The area is also crossed by the Tartaro-Canalbianco, another watercourse that flows between the main rivers, and is clearly criss-crossed by a thick net of drainage channels, most of which were created under the Most Serene Republic of Venice.
Nowadays, the area of Polesine is the result of the joint action of alluvial flood events and human intervention, and its most eastern side changes constantly by the action of the warp deposited by water at the river mouths.
This is a land of enchanted landscapes, where water undoubtedly plays a leading role: rivers, canals, and the sea create a water labyrinth that embroiders the different environments of Polesine, and, more particularly, of the Po Delta.
The Po Delta Regional Park of Veneto, with its nature, colours, flavours and landscapes, offers a really unique experience. Especially worth mentioning is the sea, with its wide beaches of the finest sand, shallow waters and the possibility to choose between equipped seaside resorts and isolated, wild beaches where nature reigns supreme.
However, the Polesine is also rich in history, culture, and art, with bucolic hamlets,18th-century villas, churches, palaces, historic dwellings, and museums. All these reasons make it worth to visit this land and enjoy the kind and friendly hospitality of its people, who are committed to preserving the ancient traditions of their land with festivals and typical dishes that will reveal you the secrets of a simple and genuine culinary history.

Art and Culture

The area of Polesine is studded with villas and historic palaces, and its charming sites are reminiscent of past atmospheres and characters. Masterpieces are kept not only in the Rovigo Art Gallery (Pinacoteca di Rovigo), but also in historic and religious dwellings, palaces and villas. Moreover, the several museums throw light on the history and traditions of this territory. Accurately visiting and examining the above-mentioned sites is the only way to fully understand the real essence of Polesine. This is a bewildering land that can't be discovered immediately and completely, but that should be approached with curiosity and attention.


Starting from the 15th century, the Venetians began to build stately dwellings along the waterways that flowed through the area of Polesine and the Veneto region. These mansions are still shining as jewels in the countryside landscape of this area, especially in Fratta Polesine, Lendinara, Polesella, Canda, Crespino, and many other small villages whose names often call up their Venetian origin. The numerous villas scattered through the area of Polesine are really enchanting, and will let romantic visitors dive into atmospheres of other times to enjoy unique emotions. In Rovigo, the prestigious Palazzo Roverella, dating back to the 15th century and belonging to the powerful Cardinal Bartolomeo Roverella, hosts the permanent art gallery of the "Pinacoteca dell'Accademia dei Concordi e del Seminario Vescovile", as well as temporary art exhibitions of national and international significance. The permanent art gallery counts 450 works, mainly examples of the Venetian art created between the 14th and 18th centuries, and includes some world-famous masterpieces by Nicolò di Pietro, Giovanni Bellini, Palma Vecchio, Sebastiano Mazzoni, Girolamo Forabosco, Giambattista Piazzetta, Giambattista Tiepolo, Alessandro Longhi, and Rosalba Carriera.

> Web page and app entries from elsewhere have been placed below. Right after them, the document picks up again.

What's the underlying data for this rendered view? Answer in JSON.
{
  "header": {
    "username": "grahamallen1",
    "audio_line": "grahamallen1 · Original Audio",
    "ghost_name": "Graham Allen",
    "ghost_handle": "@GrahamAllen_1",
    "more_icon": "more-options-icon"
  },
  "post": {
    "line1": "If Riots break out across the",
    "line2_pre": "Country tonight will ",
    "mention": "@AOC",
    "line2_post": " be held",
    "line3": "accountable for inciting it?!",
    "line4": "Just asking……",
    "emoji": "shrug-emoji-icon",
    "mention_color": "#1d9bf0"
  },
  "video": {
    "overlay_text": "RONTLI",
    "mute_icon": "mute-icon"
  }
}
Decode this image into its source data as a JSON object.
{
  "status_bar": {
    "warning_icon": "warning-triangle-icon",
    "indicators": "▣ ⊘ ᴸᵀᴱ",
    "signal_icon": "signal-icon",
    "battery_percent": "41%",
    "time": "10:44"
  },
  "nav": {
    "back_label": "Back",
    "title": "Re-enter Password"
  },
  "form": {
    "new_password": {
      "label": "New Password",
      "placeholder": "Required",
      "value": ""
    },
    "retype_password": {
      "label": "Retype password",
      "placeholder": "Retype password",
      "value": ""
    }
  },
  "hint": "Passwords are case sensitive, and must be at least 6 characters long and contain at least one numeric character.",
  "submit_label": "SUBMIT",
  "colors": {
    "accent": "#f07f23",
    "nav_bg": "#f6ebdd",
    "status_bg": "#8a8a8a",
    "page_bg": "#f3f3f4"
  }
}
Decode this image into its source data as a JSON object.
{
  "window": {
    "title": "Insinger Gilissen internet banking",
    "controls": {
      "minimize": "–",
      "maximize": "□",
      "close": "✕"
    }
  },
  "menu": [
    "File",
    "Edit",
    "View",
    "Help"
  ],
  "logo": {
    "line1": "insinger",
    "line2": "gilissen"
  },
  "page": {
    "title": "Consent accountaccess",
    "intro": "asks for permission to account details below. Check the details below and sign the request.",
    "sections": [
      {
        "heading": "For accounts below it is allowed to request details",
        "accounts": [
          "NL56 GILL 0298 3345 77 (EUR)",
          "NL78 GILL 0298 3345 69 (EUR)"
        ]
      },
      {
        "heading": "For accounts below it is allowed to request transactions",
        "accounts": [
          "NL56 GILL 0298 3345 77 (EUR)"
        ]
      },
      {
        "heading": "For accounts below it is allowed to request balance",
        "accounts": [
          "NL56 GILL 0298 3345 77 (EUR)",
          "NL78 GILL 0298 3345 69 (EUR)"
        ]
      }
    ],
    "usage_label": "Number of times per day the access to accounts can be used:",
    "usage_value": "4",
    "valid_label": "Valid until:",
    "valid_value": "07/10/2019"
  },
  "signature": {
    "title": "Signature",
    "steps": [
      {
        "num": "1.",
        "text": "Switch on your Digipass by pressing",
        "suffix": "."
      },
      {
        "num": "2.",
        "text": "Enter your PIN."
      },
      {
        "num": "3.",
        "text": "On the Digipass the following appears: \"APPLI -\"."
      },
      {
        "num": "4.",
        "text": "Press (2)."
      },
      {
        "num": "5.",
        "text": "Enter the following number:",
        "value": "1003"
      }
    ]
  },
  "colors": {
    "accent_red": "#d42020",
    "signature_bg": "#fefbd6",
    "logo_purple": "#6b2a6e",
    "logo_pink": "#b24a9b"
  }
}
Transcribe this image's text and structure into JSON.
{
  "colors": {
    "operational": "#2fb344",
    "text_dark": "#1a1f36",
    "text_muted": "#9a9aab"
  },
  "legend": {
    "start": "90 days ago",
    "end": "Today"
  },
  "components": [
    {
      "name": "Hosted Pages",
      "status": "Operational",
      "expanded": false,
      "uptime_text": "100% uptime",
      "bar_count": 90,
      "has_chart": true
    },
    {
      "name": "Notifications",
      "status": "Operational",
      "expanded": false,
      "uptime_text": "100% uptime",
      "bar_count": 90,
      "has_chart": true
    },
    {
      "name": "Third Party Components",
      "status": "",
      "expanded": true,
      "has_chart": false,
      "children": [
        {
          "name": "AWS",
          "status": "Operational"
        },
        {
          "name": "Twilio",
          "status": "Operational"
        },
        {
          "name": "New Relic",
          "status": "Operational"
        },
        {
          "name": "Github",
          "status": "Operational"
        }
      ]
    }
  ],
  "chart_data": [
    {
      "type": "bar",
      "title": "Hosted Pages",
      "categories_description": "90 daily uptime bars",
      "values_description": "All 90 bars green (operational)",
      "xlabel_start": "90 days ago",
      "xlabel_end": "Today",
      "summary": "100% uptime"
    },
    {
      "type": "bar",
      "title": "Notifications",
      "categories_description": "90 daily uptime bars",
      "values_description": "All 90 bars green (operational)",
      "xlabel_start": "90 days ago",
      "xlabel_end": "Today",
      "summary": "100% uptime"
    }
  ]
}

The theatres of Polesine were built in the first decades of the 19th century, during a time of great cultural excitement: Adria had its own theatre in 1813, Lendinara and Badia in 1814, and Rovigo in 1819.
In the Social Theatre of Badia Polesine, you can still admire beautiful decorations and paintings, as well as the original stage with its wooden machinery. This theatre owes its nicknames of "Piccola Fenice" (Little Fenix) and "Scatola d'oro" (Gold Box) to the beautiful gold-leaf friezes used as indoor decorations.
The building known as "Granarazzo" of Lendinara was used since the 14th century for the storage of crops and food supplies. It was bought in 1812 by Girolamo Ballarin and then turned into a theatre. After a long period of inactivity, and following a careful restoration process, the Ballarin Theatre has now become the cultural hub of the town.
On the other hand, no traces are left of the 19th-century theatre buildings of Adria, where the more recent Municipal Theatre has been active since 1935 with an intense programme of plays and events. In the town of Castelmassa, the Cotogni Theatre was opened on 23 August 1884 with Rossini's The Barber of Seville, featuring the famous Italian baritone Antonio Cotogni as a special guest.
However, it is the Social Theatre of Rovigo, built between 1817 and 1819, the one that stands out above all others for its grandeur and prestige. After a series of ups and downs, the theatre was inaugurated in its current Liberty-style appearance by Pietro Mascagni, who directed his own Iris on 12 October 1904.